(2008, 48mins) – Six years ago Kwezi Qika couldn’t swim, never mind surf. Yet in 2007 this poor black boy from Ocean View Township in the Western Cape became a junior surfing champion. Featuring footage shot in Muizenberg’s Surfer’s Corner and along the beaches of Durban, Black People Don’t Swim is both a story about a young man’s journey into manhood and a film about the thrill of a catching a wave.

A Truly Wonderful Adventure

(2007, 48mins) – In 1980 students in the Western Cape boycotted and the ‘Committee of 81’ was formed. Using new interviews, the film takes us through the images and events that culminated in the murder of Bernard Fortuin by the police.

Tania Raised Us

(2004, 49mins) – A documentary on the life of the “horse and cart” people of Cape Town.

Goniwe’s Calling

(2004, 24mins) – A documentary from SABC’s ‘Issues of Faith’ series, telling the story of a gay man from Langa becoming a traditional healer.

Home Is Where the Music Is

(2003, 48mins) – A biographical documentary on Cape Town jazz musician Robbie Jansen, exploring his 30 year career, his time in the legendary band Estudio and the development of Cape Jazz as a genre.

Through My Eyes: Blanche La Guma

(2003, 48mins) – Blanche LaGuma is a Cape Town activist and widow of local author Alex La Guma. This film takes a look at her life.

Die Skerpioen Onder Die Klip: Afrikaans Van Kolonialisme Tot Demokrasie

(1997, 30mins) – A documentary series on Afrikaans – from colonialism to democracy.

Atlantis (in Post Production)

Atlantis is a documentary about the demise of the SA textile industry, seen through the experiences and points of view of multiple characters in different places affected by the catastrophe.

Atlantis is the story of what happens when a traditional source of employment disappears within the space of one generation how that affects the lives of ordinary people. The film investigates the reasons for the demise of the industry by following the arguments of various participants, approaching the situation from different angles and interests.

Woven throughout the experiences of the main characters are the views of workers’ leaders, government representatives, industrialists and managers.

The film emerged from several years filming events in the clothing industry in Cape Town, starting around 2005 when the dramatic closures of long standing factories took place. It was clear then that historic changes were taking place in so far as a way of life was coming to an end. Traditionally, garment and textile factories in the Western Cape provided employment to a large percentage of school leavers, giving young people a start in life.
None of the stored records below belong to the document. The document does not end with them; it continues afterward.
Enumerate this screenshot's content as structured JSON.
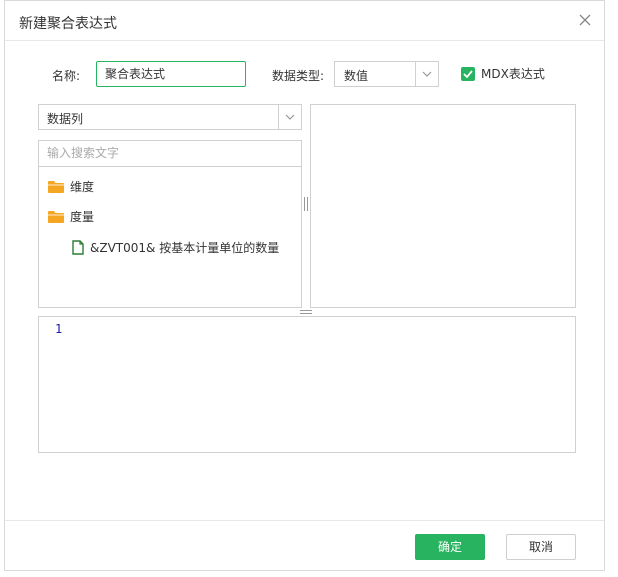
{
  "dialog": {
    "title": "新建聚合表达式",
    "name_label": "名称:",
    "name_value": "聚合表达式",
    "type_label": "数据类型:",
    "type_value": "数值",
    "mdx_label": "MDX表达式",
    "mdx_checked": true
  },
  "left": {
    "column_select": "数据列",
    "search_placeholder": "输入搜索文字",
    "tree": [
      {
        "label": "维度",
        "icon": "folder-icon"
      },
      {
        "label": "度量",
        "icon": "folder-icon"
      },
      {
        "label": "&ZVT001& 按基本计量单位的数量",
        "icon": "file-icon"
      }
    ]
  },
  "editor": {
    "line_number": "1",
    "content": ""
  },
  "footer": {
    "ok_label": "确定",
    "cancel_label": "取消"
  },
  "colors": {
    "accent": "#27b35f",
    "folder": "#f5a623",
    "file": "#2e7d32"
  }
}
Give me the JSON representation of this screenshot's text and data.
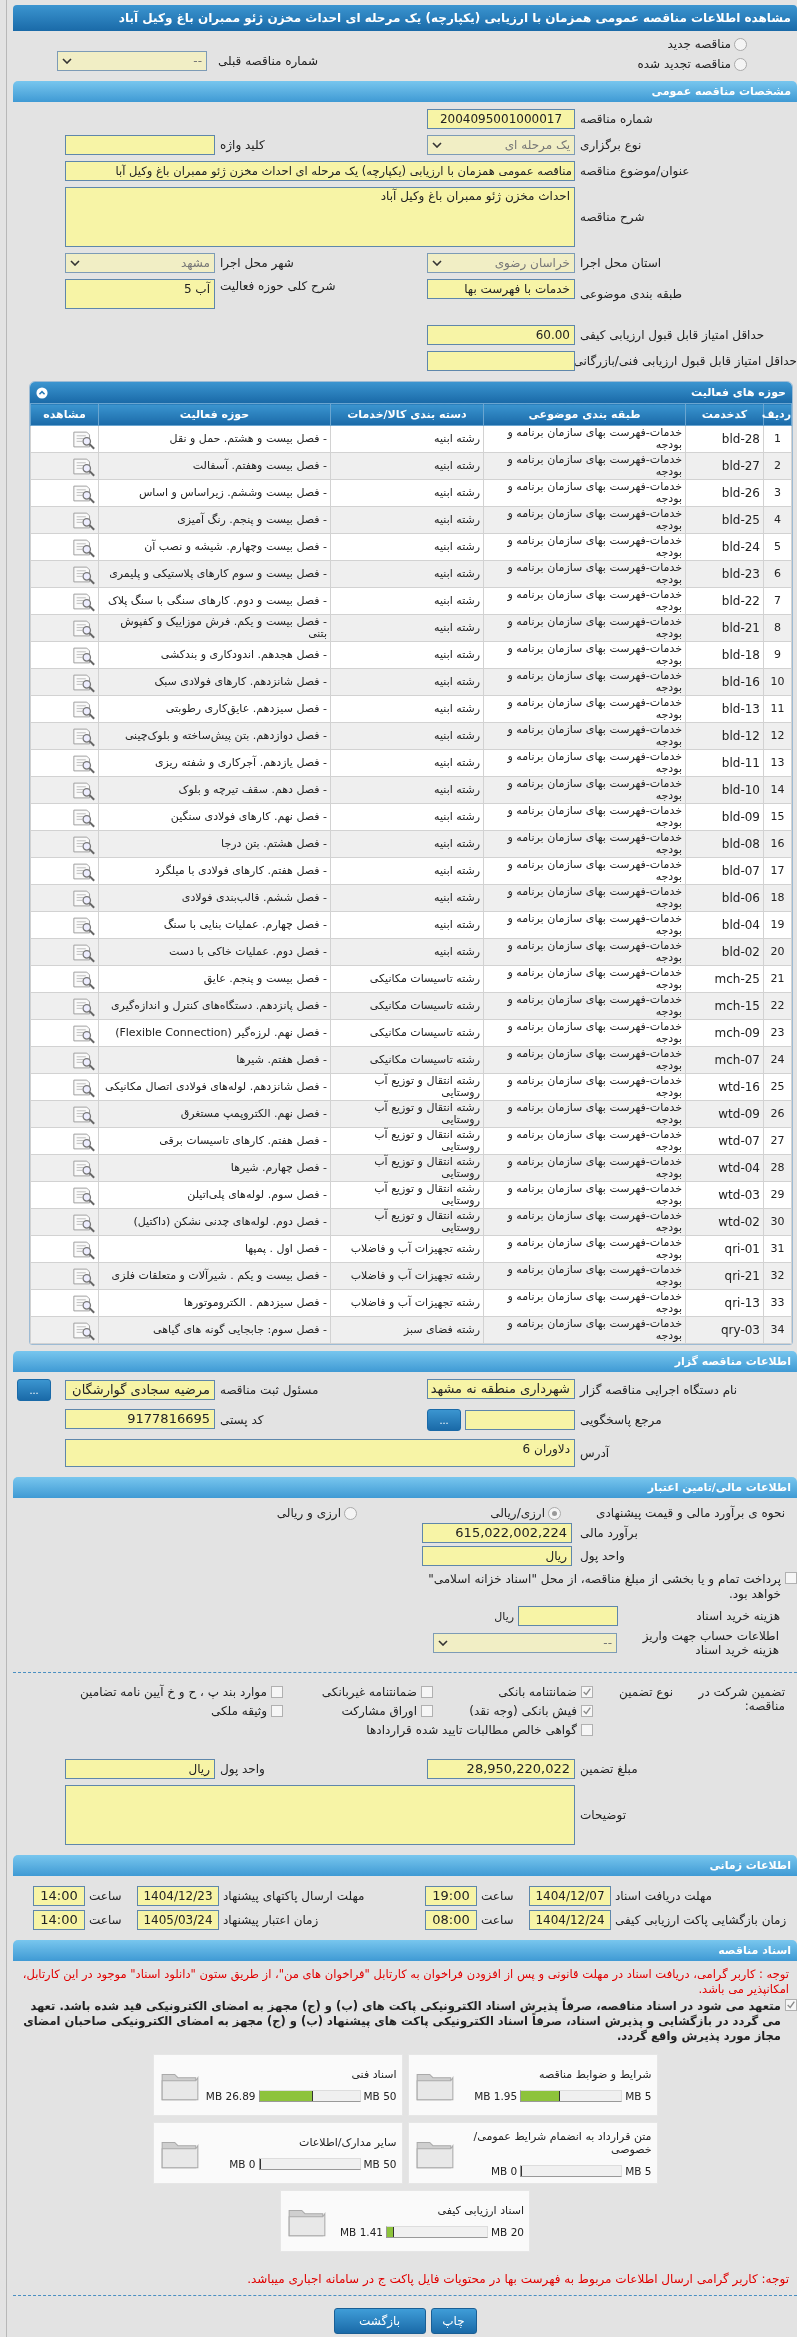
{
  "title": "مشاهده اطلاعات مناقصه عمومی همزمان با ارزیابی (یکپارچه) یک مرحله ای احداث مخزن ژئو ممبران باغ وکیل آباد",
  "tender_status": [
    {
      "label": "مناقصه جدید",
      "selected": false
    },
    {
      "label": "مناقصه تجدید شده",
      "selected": false
    }
  ],
  "previous_tender": {
    "label": "شماره مناقصه قبلی",
    "value": "--"
  },
  "general": {
    "header": "مشخصات مناقصه عمومی",
    "tender_number": {
      "label": "شماره مناقصه",
      "value": "2004095001000017"
    },
    "holding_type": {
      "label": "نوع برگزاری",
      "value": "یک مرحله ای"
    },
    "keyword": {
      "label": "کلید واژه"
    },
    "subject": {
      "label": "عنوان/موضوع مناقصه",
      "value": "مناقصه عمومی همزمان با ارزیابی (یکپارچه) یک مرحله ای احداث مخزن ژئو ممبران باغ وکیل آبا"
    },
    "description": {
      "label": "شرح مناقصه",
      "value": "احداث مخزن ژئو ممبران باغ وکیل آباد"
    },
    "province": {
      "label": "استان محل اجرا",
      "value": "خراسان رضوی"
    },
    "city": {
      "label": "شهر محل اجرا",
      "value": "مشهد"
    },
    "subject_class": {
      "label": "طبقه بندی موضوعی",
      "value": "خدمات با فهرست بها"
    },
    "activity_summary": {
      "label": "شرح کلی حوزه فعالیت",
      "value": "آب 5"
    },
    "min_quality_score": {
      "label": "حداقل امتیاز قابل قبول ارزیابی کیفی",
      "value": "60.00"
    },
    "min_technical_score": {
      "label": "حداقل امتیاز قابل قبول ارزیابی فنی/بازرگانی"
    }
  },
  "activities": {
    "header": "حوزه های فعالیت",
    "columns": [
      "ردیف",
      "کدخدمت",
      "طبقه بندی موضوعی",
      "دسته بندی کالا/خدمات",
      "حوزه فعالیت",
      "مشاهده"
    ],
    "rows": [
      {
        "no": "1",
        "code": "bld-28",
        "classification": "خدمات-فهرست بهای سازمان برنامه و بودجه",
        "category": "رشته ابنیه",
        "activity": "- فصل بیست و هشتم. حمل و نقل"
      },
      {
        "no": "2",
        "code": "bld-27",
        "classification": "خدمات-فهرست بهای سازمان برنامه و بودجه",
        "category": "رشته ابنیه",
        "activity": "- فصل بیست وهفتم. آسفالت"
      },
      {
        "no": "3",
        "code": "bld-26",
        "classification": "خدمات-فهرست بهای سازمان برنامه و بودجه",
        "category": "رشته ابنیه",
        "activity": "- فصل بیست وششم. زیراساس و اساس"
      },
      {
        "no": "4",
        "code": "bld-25",
        "classification": "خدمات-فهرست بهای سازمان برنامه و بودجه",
        "category": "رشته ابنیه",
        "activity": "- فصل بیست و پنجم. رنگ آمیزی"
      },
      {
        "no": "5",
        "code": "bld-24",
        "classification": "خدمات-فهرست بهای سازمان برنامه و بودجه",
        "category": "رشته ابنیه",
        "activity": "- فصل بیست وچهارم. شیشه و نصب آن"
      },
      {
        "no": "6",
        "code": "bld-23",
        "classification": "خدمات-فهرست بهای سازمان برنامه و بودجه",
        "category": "رشته ابنیه",
        "activity": "- فصل بیست و سوم کارهای پلاستیکی و پلیمری"
      },
      {
        "no": "7",
        "code": "bld-22",
        "classification": "خدمات-فهرست بهای سازمان برنامه و بودجه",
        "category": "رشته ابنیه",
        "activity": "- فصل بیست و دوم. کارهای سنگی با سنگ پلاک"
      },
      {
        "no": "8",
        "code": "bld-21",
        "classification": "خدمات-فهرست بهای سازمان برنامه و بودجه",
        "category": "رشته ابنیه",
        "activity": "- فصل بیست و یکم. فرش موزاییک و کفپوش بتنی"
      },
      {
        "no": "9",
        "code": "bld-18",
        "classification": "خدمات-فهرست بهای سازمان برنامه و بودجه",
        "category": "رشته ابنیه",
        "activity": "- فصل هجدهم. اندودکاری و بندکشی"
      },
      {
        "no": "10",
        "code": "bld-16",
        "classification": "خدمات-فهرست بهای سازمان برنامه و بودجه",
        "category": "رشته ابنیه",
        "activity": "- فصل شانزدهم. کارهای فولادی سبک"
      },
      {
        "no": "11",
        "code": "bld-13",
        "classification": "خدمات-فهرست بهای سازمان برنامه و بودجه",
        "category": "رشته ابنیه",
        "activity": "- فصل سیزدهم. عایق‌کاری رطوبتی"
      },
      {
        "no": "12",
        "code": "bld-12",
        "classification": "خدمات-فهرست بهای سازمان برنامه و بودجه",
        "category": "رشته ابنیه",
        "activity": "- فصل دوازدهم. بتن پیش‌ساخته و بلوک‌چینی"
      },
      {
        "no": "13",
        "code": "bld-11",
        "classification": "خدمات-فهرست بهای سازمان برنامه و بودجه",
        "category": "رشته ابنیه",
        "activity": "- فصل یازدهم. آجرکاری و شفته ریزی"
      },
      {
        "no": "14",
        "code": "bld-10",
        "classification": "خدمات-فهرست بهای سازمان برنامه و بودجه",
        "category": "رشته ابنیه",
        "activity": "- فصل دهم. سقف تیرچه و بلوک"
      },
      {
        "no": "15",
        "code": "bld-09",
        "classification": "خدمات-فهرست بهای سازمان برنامه و بودجه",
        "category": "رشته ابنیه",
        "activity": "- فصل نهم. کارهای فولادی سنگین"
      },
      {
        "no": "16",
        "code": "bld-08",
        "classification": "خدمات-فهرست بهای سازمان برنامه و بودجه",
        "category": "رشته ابنیه",
        "activity": "- فصل هشتم. بتن درجا"
      },
      {
        "no": "17",
        "code": "bld-07",
        "classification": "خدمات-فهرست بهای سازمان برنامه و بودجه",
        "category": "رشته ابنیه",
        "activity": "- فصل هفتم. کارهای فولادی با میلگرد"
      },
      {
        "no": "18",
        "code": "bld-06",
        "classification": "خدمات-فهرست بهای سازمان برنامه و بودجه",
        "category": "رشته ابنیه",
        "activity": "- فصل ششم. قالب‌بندی فولادی"
      },
      {
        "no": "19",
        "code": "bld-04",
        "classification": "خدمات-فهرست بهای سازمان برنامه و بودجه",
        "category": "رشته ابنیه",
        "activity": "- فصل چهارم. عملیات بنایی با سنگ"
      },
      {
        "no": "20",
        "code": "bld-02",
        "classification": "خدمات-فهرست بهای سازمان برنامه و بودجه",
        "category": "رشته ابنیه",
        "activity": "- فصل دوم. عملیات خاکی با دست"
      },
      {
        "no": "21",
        "code": "mch-25",
        "classification": "خدمات-فهرست بهای سازمان برنامه و بودجه",
        "category": "رشته تاسیسات مکانیکی",
        "activity": "- فصل بیست و پنجم. عایق"
      },
      {
        "no": "22",
        "code": "mch-15",
        "classification": "خدمات-فهرست بهای سازمان برنامه و بودجه",
        "category": "رشته تاسیسات مکانیکی",
        "activity": "- فصل پانزدهم. دستگاه‌های کنترل و اندازه‌گیری"
      },
      {
        "no": "23",
        "code": "mch-09",
        "classification": "خدمات-فهرست بهای سازمان برنامه و بودجه",
        "category": "رشته تاسیسات مکانیکی",
        "activity": "- فصل نهم. لرزه‌گیر (Flexible Connection)"
      },
      {
        "no": "24",
        "code": "mch-07",
        "classification": "خدمات-فهرست بهای سازمان برنامه و بودجه",
        "category": "رشته تاسیسات مکانیکی",
        "activity": "- فصل هفتم. شیرها"
      },
      {
        "no": "25",
        "code": "wtd-16",
        "classification": "خدمات-فهرست بهای سازمان برنامه و بودجه",
        "category": "رشته انتقال و توزیع آب روستایی",
        "activity": "- فصل شانزدهم. لوله‌های فولادی اتصال مکانیکی"
      },
      {
        "no": "26",
        "code": "wtd-09",
        "classification": "خدمات-فهرست بهای سازمان برنامه و بودجه",
        "category": "رشته انتقال و توزیع آب روستایی",
        "activity": "- فصل نهم. الکتروپمپ مستغرق"
      },
      {
        "no": "27",
        "code": "wtd-07",
        "classification": "خدمات-فهرست بهای سازمان برنامه و بودجه",
        "category": "رشته انتقال و توزیع آب روستایی",
        "activity": "- فصل هفتم. کارهای تاسیسات برقی"
      },
      {
        "no": "28",
        "code": "wtd-04",
        "classification": "خدمات-فهرست بهای سازمان برنامه و بودجه",
        "category": "رشته انتقال و توزیع آب روستایی",
        "activity": "- فصل چهارم. شیرها"
      },
      {
        "no": "29",
        "code": "wtd-03",
        "classification": "خدمات-فهرست بهای سازمان برنامه و بودجه",
        "category": "رشته انتقال و توزیع آب روستایی",
        "activity": "- فصل سوم. لوله‌های پلی‌اتیلن"
      },
      {
        "no": "30",
        "code": "wtd-02",
        "classification": "خدمات-فهرست بهای سازمان برنامه و بودجه",
        "category": "رشته انتقال و توزیع آب روستایی",
        "activity": "- فصل دوم. لوله‌های چدنی نشکن (داکتیل)"
      },
      {
        "no": "31",
        "code": "qri-01",
        "classification": "خدمات-فهرست بهای سازمان برنامه و بودجه",
        "category": "رشته تجهیزات آب و فاضلاب",
        "activity": "- فصل اول . پمپها"
      },
      {
        "no": "32",
        "code": "qri-21",
        "classification": "خدمات-فهرست بهای سازمان برنامه و بودجه",
        "category": "رشته تجهیزات آب و فاضلاب",
        "activity": "- فصل بیست و یکم . شیرآلات و متعلقات فلزی"
      },
      {
        "no": "33",
        "code": "qri-13",
        "classification": "خدمات-فهرست بهای سازمان برنامه و بودجه",
        "category": "رشته تجهیزات آب و فاضلاب",
        "activity": "- فصل سیزدهم . الکتروموتورها"
      },
      {
        "no": "34",
        "code": "qry-03",
        "classification": "خدمات-فهرست بهای سازمان برنامه و بودجه",
        "category": "رشته فضای سبز",
        "activity": "- فصل سوم: جابجایی گونه های گیاهی"
      }
    ]
  },
  "tenderer": {
    "header": "اطلاعات مناقصه گزار",
    "organization": {
      "label": "نام دستگاه اجرایی مناقصه گزار",
      "value": "شهرداری منطقه نه مشهد"
    },
    "registrar": {
      "label": "مسئول ثبت مناقصه",
      "value": "مرضیه سجادی گوارشگان",
      "button": "..."
    },
    "responder": {
      "label": "مرجع پاسخگویی",
      "button": "..."
    },
    "postal_code": {
      "label": "کد پستی",
      "value": "9177816695"
    },
    "address": {
      "label": "آدرس",
      "value": "دلاوران 6"
    }
  },
  "finance": {
    "header": "اطلاعات مالی/تامین اعتبار",
    "pricing": {
      "label": "نحوه ی برآورد مالی و قیمت پیشنهادی",
      "options": [
        {
          "label": "ارزی/ریالی",
          "selected": true
        },
        {
          "label": "ارزی و ریالی",
          "selected": false
        }
      ]
    },
    "estimate": {
      "label": "برآورد مالی",
      "value": "615,022,002,224"
    },
    "currency": {
      "label": "واحد پول",
      "value": "ریال"
    },
    "treasury": {
      "label": "پرداخت تمام و یا بخشی از مبلغ مناقصه، از محل \"اسناد خزانه اسلامی\" خواهد بود.",
      "checked": false
    },
    "document_fee": {
      "label": "هزینه خرید اسناد",
      "unit": "ریال"
    },
    "fee_account": {
      "label": "اطلاعات حساب جهت واریز هزینه خرید اسناد",
      "value": "--"
    }
  },
  "guarantee": {
    "label": "تضمین شرکت در مناقصه:",
    "type_label": "نوع تضمین",
    "options": [
      {
        "label": "ضمانتنامه بانکی",
        "checked": true
      },
      {
        "label": "ضمانتنامه غیربانکی",
        "checked": false
      },
      {
        "label": "موارد بند پ ، ح و خ آیین نامه تضامین",
        "checked": false
      },
      {
        "label": "فیش بانکی (وجه نقد)",
        "checked": true
      },
      {
        "label": "اوراق مشارکت",
        "checked": false
      },
      {
        "label": "وثیقه ملکی",
        "checked": false
      },
      {
        "label": "گواهی خالص مطالبات تایید شده قراردادها",
        "checked": false
      }
    ],
    "amount": {
      "label": "مبلغ تضمین",
      "value": "28,950,220,022"
    },
    "currency": {
      "label": "واحد پول",
      "value": "ریال"
    },
    "notes": {
      "label": "توضیحات"
    }
  },
  "timing": {
    "header": "اطلاعات زمانی",
    "items": [
      {
        "label": "مهلت دریافت اسناد",
        "date": "1404/12/07",
        "time_label": "ساعت",
        "time": "19:00"
      },
      {
        "label": "مهلت ارسال پاکتهای پیشنهاد",
        "date": "1404/12/23",
        "time_label": "ساعت",
        "time": "14:00"
      },
      {
        "label": "زمان بازگشایی پاکت ارزیابی کیفی",
        "date": "1404/12/24",
        "time_label": "ساعت",
        "time": "08:00"
      },
      {
        "label": "زمان اعتبار پیشنهاد",
        "date": "1405/03/24",
        "time_label": "ساعت",
        "time": "14:00"
      }
    ]
  },
  "documents": {
    "header": "اسناد مناقصه",
    "notice": "توجه : کاربر گرامی، دریافت اسناد در مهلت قانونی و پس از افزودن فراخوان به کارتابل \"فراخوان های من\"، از طریق ستون \"دانلود اسناد\" موجود در این کارتابل، امکانپذیر می باشد.",
    "commitment": {
      "text": "متعهد می شود در اسناد مناقصه، صرفاً پذیرش اسناد الکترونیکی پاکت های (ب) و (ج) مجهز به امضای الکترونیکی قید شده باشد. تعهد می گردد در بازگشایی و پذیرش اسناد، صرفاً اسناد الکترونیکی پاکت های پیشنهاد (ب) و (ج) مجهز به امضای الکترونیکی صاحبان امضای مجاز مورد پذیرش واقع گردد.",
      "checked": true
    },
    "files": [
      {
        "title": "شرایط و ضوابط مناقصه",
        "max": "5 MB",
        "used": "1.95 MB",
        "level": 0.39
      },
      {
        "title": "اسناد فنی",
        "max": "50 MB",
        "used": "26.89 MB",
        "level": 0.538
      },
      {
        "title": "متن قرارداد به انضمام شرایط عمومی/خصوصی",
        "max": "5 MB",
        "used": "0 MB",
        "level": 0
      },
      {
        "title": "سایر مدارک/اطلاعات",
        "max": "50 MB",
        "used": "0 MB",
        "level": 0
      },
      {
        "title": "اسناد ارزیابی کیفی",
        "max": "20 MB",
        "used": "1.41 MB",
        "level": 0.07
      }
    ],
    "footer_note": "توجه: کاربر گرامی ارسال اطلاعات مربوط به فهرست بها در محتویات فایل پاکت ج در سامانه اجباری میباشد."
  },
  "buttons": [
    "چاپ",
    "بازگشت"
  ]
}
That was coming to an end and we wanted to document this change. Moreover, this change is fuelling debates about globalisation, free trade and fair trade. Director, Laddie Bosch, wants to make a film that can inform these debates without presenting simplistic and one-dimensional solutions.

RUN (Script Development)

RUN, a feature film, is set in a Post-Apartheid but still violent South Africa where a young woman embarks on a campaign of revenge for the senseless death of her sister. It deals with themes of vigilantism and morality. Despite it being more than 20 years after democracy, South Africa’s levels of violence are exceptionally high, especially for women and children. Our crime statistics reflect this with over 16,000 murders happening every year. As local female filmmakers we want to ensure that these issues, particularly those of violence against women are not overlooked or undermined and in fact are well represented in mainstream media.  Within this context our film is set in the current day in one of South Africa’s biggest townships, where the Khayelitsha Commission of Inquiry, the first of its kind, has been set up in order to investigate the high levels of crime in the area and allegations of inefficiency in the South African Police Service (SAPS). CMT has received script development funding from the NFVF with a script completion date set for May 2016.